1.Principle of stress and recovery

This is the most essential training principle. Our body has the unique capacity to strengthen itself when exposed to cycles of stress and recovery. This principle was first studied by the Hungarian physician and endocrinologist Hans Selye (1907-1982). He found that a training impulse will initially lead to fatigue, strain and some damage to muscles and cells. After sufficient recovery time, the fatigue disappears and the cells adapt and get stronger. As a result, they are better able to cope with the next training impulse. After a workout, the damaged cells are broken down by enzymes and replaced by new and stronger cells. This means that the pain that we sometimes feel after a hard workout is actually a good sign as it means this process is taking place (“No pain, no gain”). It is essential to time the cycle of work and recovery accurately. If we do not allow sufficient recovery time, the body will be overloaded and the cyclist may get overtrained (stress on top of stress equals breakdown). If we allow too much recovery time, the impact of the training will be small. The goal is to find a perfect match of training impulses and recovery time, so an optimal progress is achieved (super compensation).

Consequently, the training should be composed of the right combination of work and recovery to get the best training impact. Rest and recovery are an essential part of the training program (stress followed by recovery equals progress). In practice this means that hard days and easy days should always be sandwiched. Which training load should be considered hard and which easy depends of course on the quality of the cyclist and his training status.

2.Principle of sufficient intensity and variation

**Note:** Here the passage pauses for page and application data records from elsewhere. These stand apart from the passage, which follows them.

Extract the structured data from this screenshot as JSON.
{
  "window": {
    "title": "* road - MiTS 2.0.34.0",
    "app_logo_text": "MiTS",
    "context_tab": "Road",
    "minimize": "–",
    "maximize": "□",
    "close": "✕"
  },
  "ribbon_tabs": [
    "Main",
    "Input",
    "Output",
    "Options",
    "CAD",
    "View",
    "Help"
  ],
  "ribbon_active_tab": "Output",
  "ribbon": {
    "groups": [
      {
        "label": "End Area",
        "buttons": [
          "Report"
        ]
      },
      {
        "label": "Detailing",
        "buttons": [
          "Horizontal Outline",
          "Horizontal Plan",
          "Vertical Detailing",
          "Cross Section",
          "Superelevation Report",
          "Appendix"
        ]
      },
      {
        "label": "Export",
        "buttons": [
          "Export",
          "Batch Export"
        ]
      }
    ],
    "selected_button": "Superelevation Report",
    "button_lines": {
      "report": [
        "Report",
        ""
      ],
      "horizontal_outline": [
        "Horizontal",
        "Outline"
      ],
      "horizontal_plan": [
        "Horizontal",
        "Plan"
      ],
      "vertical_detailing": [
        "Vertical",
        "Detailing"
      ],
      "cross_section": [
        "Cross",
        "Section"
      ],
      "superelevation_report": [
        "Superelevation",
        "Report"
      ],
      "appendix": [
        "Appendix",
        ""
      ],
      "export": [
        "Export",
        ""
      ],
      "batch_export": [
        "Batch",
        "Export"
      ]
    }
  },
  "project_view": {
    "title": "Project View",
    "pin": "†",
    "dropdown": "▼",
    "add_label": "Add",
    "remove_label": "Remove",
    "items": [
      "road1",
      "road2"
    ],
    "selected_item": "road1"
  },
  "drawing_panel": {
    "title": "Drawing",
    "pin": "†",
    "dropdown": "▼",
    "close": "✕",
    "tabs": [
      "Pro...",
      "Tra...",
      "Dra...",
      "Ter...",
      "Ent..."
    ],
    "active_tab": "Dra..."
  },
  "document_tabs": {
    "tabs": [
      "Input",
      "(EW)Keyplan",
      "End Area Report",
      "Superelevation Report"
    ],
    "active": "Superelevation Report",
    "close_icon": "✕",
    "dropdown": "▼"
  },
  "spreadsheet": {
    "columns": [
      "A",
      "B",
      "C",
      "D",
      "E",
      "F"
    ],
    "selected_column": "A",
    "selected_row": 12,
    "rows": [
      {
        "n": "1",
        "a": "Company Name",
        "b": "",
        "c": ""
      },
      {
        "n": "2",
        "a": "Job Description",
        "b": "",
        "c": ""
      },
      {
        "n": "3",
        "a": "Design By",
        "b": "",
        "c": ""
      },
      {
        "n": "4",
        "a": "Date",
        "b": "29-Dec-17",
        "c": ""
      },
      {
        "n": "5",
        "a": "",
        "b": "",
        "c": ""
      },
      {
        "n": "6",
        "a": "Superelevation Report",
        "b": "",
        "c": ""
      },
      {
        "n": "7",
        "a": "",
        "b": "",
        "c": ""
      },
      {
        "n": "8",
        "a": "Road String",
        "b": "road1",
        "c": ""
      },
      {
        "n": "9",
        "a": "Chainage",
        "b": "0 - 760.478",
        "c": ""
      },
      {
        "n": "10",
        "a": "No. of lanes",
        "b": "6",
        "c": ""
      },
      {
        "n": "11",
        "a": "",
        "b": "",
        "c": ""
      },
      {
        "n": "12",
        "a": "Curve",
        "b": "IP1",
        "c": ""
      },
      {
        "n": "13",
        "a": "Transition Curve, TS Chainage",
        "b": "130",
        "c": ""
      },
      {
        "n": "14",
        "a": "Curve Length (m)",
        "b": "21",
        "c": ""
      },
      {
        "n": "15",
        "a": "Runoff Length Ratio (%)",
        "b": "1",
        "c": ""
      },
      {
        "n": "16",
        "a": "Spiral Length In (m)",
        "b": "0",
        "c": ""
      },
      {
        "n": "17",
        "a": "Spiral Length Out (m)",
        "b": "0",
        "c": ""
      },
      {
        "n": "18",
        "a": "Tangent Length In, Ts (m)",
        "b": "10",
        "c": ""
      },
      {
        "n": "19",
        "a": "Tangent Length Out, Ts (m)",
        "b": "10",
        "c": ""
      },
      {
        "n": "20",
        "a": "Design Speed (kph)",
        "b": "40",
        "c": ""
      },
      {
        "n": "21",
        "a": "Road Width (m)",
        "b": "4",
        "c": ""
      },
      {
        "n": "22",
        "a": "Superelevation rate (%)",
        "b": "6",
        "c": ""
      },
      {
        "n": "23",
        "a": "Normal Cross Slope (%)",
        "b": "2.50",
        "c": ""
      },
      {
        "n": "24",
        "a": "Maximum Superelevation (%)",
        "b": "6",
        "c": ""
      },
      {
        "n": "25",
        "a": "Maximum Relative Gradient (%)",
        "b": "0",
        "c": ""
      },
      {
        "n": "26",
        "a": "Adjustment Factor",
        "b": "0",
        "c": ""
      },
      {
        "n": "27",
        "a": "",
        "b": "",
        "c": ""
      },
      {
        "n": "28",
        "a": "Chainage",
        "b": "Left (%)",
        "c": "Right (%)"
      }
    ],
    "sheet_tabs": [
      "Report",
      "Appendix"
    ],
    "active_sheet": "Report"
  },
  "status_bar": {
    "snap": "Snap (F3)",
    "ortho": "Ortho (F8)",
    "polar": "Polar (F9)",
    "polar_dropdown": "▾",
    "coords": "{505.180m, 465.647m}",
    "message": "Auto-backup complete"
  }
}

This is an important principle, which is too often neglected. In order to get the best training results, it is necessary not to limit the training to one aspect (e.g., long, slow rides). Instead you have to make sure to incorporate enough other training forms so that all relevant muscles are trained (when you do what you have always done, you will get what you have always gotten). Also you have to do part of your training at high intensity in order to develop all energy systems. Consequently, in practice you have to pay attention to both volume and intensity. Many miles are required to develop your leg muscles (building the muscles) and high speed is required to develop your VO2